Meng Talks Disaster Aid, Veterans Programs
Rep. Grace Meng dropped by the Communities of Maspeth and Elmhurst Together (COMET) meeting Monday, May 13, to discuss legislation she’s introducing and learn more about the communities needs.
Meng gave the crowd an update after her first 100 days in office, telling constituents that she passed a bill allowing churches to benefit from federal disaster aid and is working on legislation to help veterans get the benefits their entitled to quicker.
Meng said the disaster relief bill means hundreds of houses of worship throughout the city can now access federal dollars to help them rebuild in the wake of Hurricane Sandy.
She passed the bill with bi-partisan support, and during the COMET meeting, she took a minute to address gridlock in Washington.
She said an equal number of Republican and Democratic representaby tives were elected in November 2012’s contest, and many new representatives have formed a bi-partisan coalition called the United Solutions Caucas.
The even political distribution of congress’s freshman “bodes well for America,” she said.
The representative told residents she is hoping for comprehensive immigration reform by the end of the year, adding that may be a bit too optimistic.
Meng told COMET she is in the process of penning legislation that would hold local offices of the Department of Veterans Affairs (VA) accountable when vets have to wait for benefits.
She said servicemen and women in the city are waiting between 100 and 300 days to start collecting benefits. Her legislation would require VA offices submit written explanations when they are slow to payout to qualified recipients.
Residents asked Meng about “caller ID spoofing”-a scam where crooks alter the name that appears on victims’ caller IDs in order to impersonate organizations like banks and ask for personal information.
The technology that allows scammers to do this was initially intended for use as a novelty, noted COMET President Rosemarie Daraio.
Meng said she is working on a bill that would expand the statute limiting fraudulent misrepresentation- currently, there is a legal gray area when fraudsters misrepresent themselves via text message.
She told attendees that her office can help individuals report abuses like caller ID scamming.
Reporting instances of abuse to the Federal Communications Commission is important, because it give the agency a sense of how widespread the problem is, she said.

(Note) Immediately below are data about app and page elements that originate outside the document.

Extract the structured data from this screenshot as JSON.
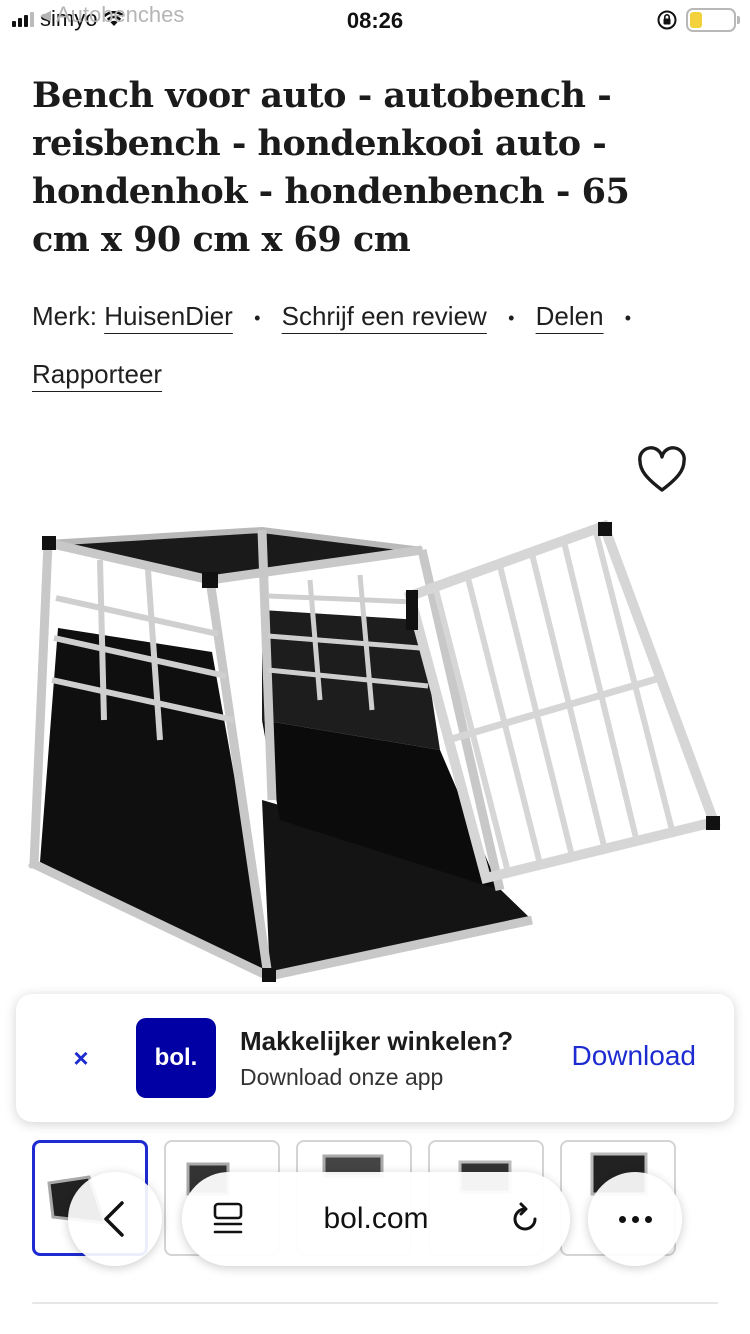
{
  "status_bar": {
    "carrier": "simyo",
    "back_app": "Autobenches",
    "time": "08:26"
  },
  "product": {
    "title": "Bench voor auto - autobench - reisbench - hondenkooi auto - hondenhok - hondenbench - 65 cm x 90 cm x 69 cm",
    "brand_prefix": "Merk:",
    "brand": "HuisenDier",
    "review_link": "Schrijf een review",
    "share_link": "Delen",
    "report_link": "Rapporteer",
    "separator": "•"
  },
  "app_banner": {
    "close": "×",
    "logo": "bol.",
    "title": "Makkelijker winkelen?",
    "subtitle": "Download onze app",
    "download": "Download"
  },
  "browser": {
    "url": "bol.com"
  },
  "colors": {
    "brand_blue": "#0000a4",
    "link_blue": "#1d2bd0",
    "battery_yellow": "#f3d13a"
  },
  "icons": [
    "signal-icon",
    "wifi-icon",
    "orientation-lock-icon",
    "battery-icon",
    "heart-icon",
    "close-icon",
    "back-chevron-icon",
    "reader-icon",
    "reload-icon",
    "more-icon"
  ]
}
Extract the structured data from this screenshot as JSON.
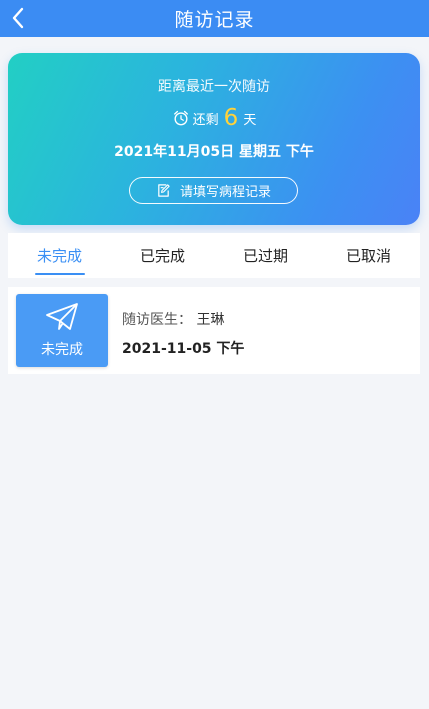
{
  "header": {
    "title": "随访记录",
    "back_icon": "chevron-left-icon"
  },
  "card": {
    "subtitle": "距离最近一次随访",
    "remain_prefix": "还剩",
    "remain_days": "6",
    "remain_suffix": "天",
    "date": "2021年11月05日 星期五 下午",
    "fill_button": "请填写病程记录",
    "gradient_start": "#22cfc4",
    "gradient_end": "#4a82f6",
    "days_color": "#ffd23a"
  },
  "tabs": [
    {
      "label": "未完成",
      "active": true
    },
    {
      "label": "已完成",
      "active": false
    },
    {
      "label": "已过期",
      "active": false
    },
    {
      "label": "已取消",
      "active": false
    }
  ],
  "records": [
    {
      "status": "未完成",
      "status_icon": "paper-plane-icon",
      "doctor_label": "随访医生：",
      "doctor_name": "王琳",
      "date": "2021-11-05 下午"
    }
  ],
  "colors": {
    "primary": "#3b8cf3",
    "background": "#f3f5f9"
  }
}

Residents at the COMET complained that large trucks running off their routes are not being punished for using Maspeth Streets to get to other parts of Queens.
Semi trucks are using Grand and Flushing avenues to get to areas in eastern Queens even though those roads are only supposed to be used for local deliveries.
Capt. John Travaglia, who heads up the 104th Precinct’s Traffic Division, said there is a discrepancy between how law enforcement officials and judges interpret the law barring large trucks from using those streets.
He said the precinct is issueing summonses, but judges are letting truckers off the hook, because they have a broader interpretation of “local delivery.”
If a truck is going anywhere in Queens, judges contend the truck is making a local delivery, he said.
That means a truck headed for Flushing can cut through Maspeth and use streets not designated for trucks by the Department of Transportation (DOT) with relative impunity- even though officers are citing the off-route trucks, Travaglia said.
“When it comes to enforcement, we’re firing on all cylinders,” he said.
According to Travaglia, the difference in interpretation is causing problems for police, who can be pegged for issuing citations they know won’t hold up in court.
He said the DOT needs to meet with administrative judges to explain the burden their lax interpretation places on residents in affected areas.
Representatives of City Council Member Elizabeth Crowley told the Times Newsweekly on Tuesday, May 14, that the office would reach out to the judges.
Graffiti cleanup: Round two
Due to rain, the 104th Precinct could not finish its two-day graffiti cleanup last weekend, according to Capt. Christopher Manson, commanding officer of the precinct.
He said teams cleaned 250 of 800 identified sites Friday, May 10, but rain on Saturday put a damper on the remaining cleanup efforts.
Volunteers will be out in full force this weekend (May 18 and 19) to clean or re-paint the remaining sites.
So far, the precinct has made more than 150 graffiti-related arrests this year, he said.
Commuter vans continue
Manson also told residents his command will work with the adjacent 108th and 110th precincts, as well as the Taxi and Limousine Commission (TLC) to curb the number of commuter vans operating illegally in Maspeth.
Daraio noted the vans are not supposed to operate in the area, but that they stray from neighboring areas where they are allowed.
Travaglia said the TLC is responsible for enforcing laws against the vans’ presence.
He said the precinct can bust vans for traffic violations like failing to signal a turn, but only the TLC can charge them for operating in zones they are not authorized to be in.
Manson said he hasn’t set a date for the joint operation yet.
COMET typically meets at 7 p.m. on the first Monday of the month at the Bethzatha Church of God, located 85-20 57th Ave. in Elmhurst. The next meeting is scheduled for June 3.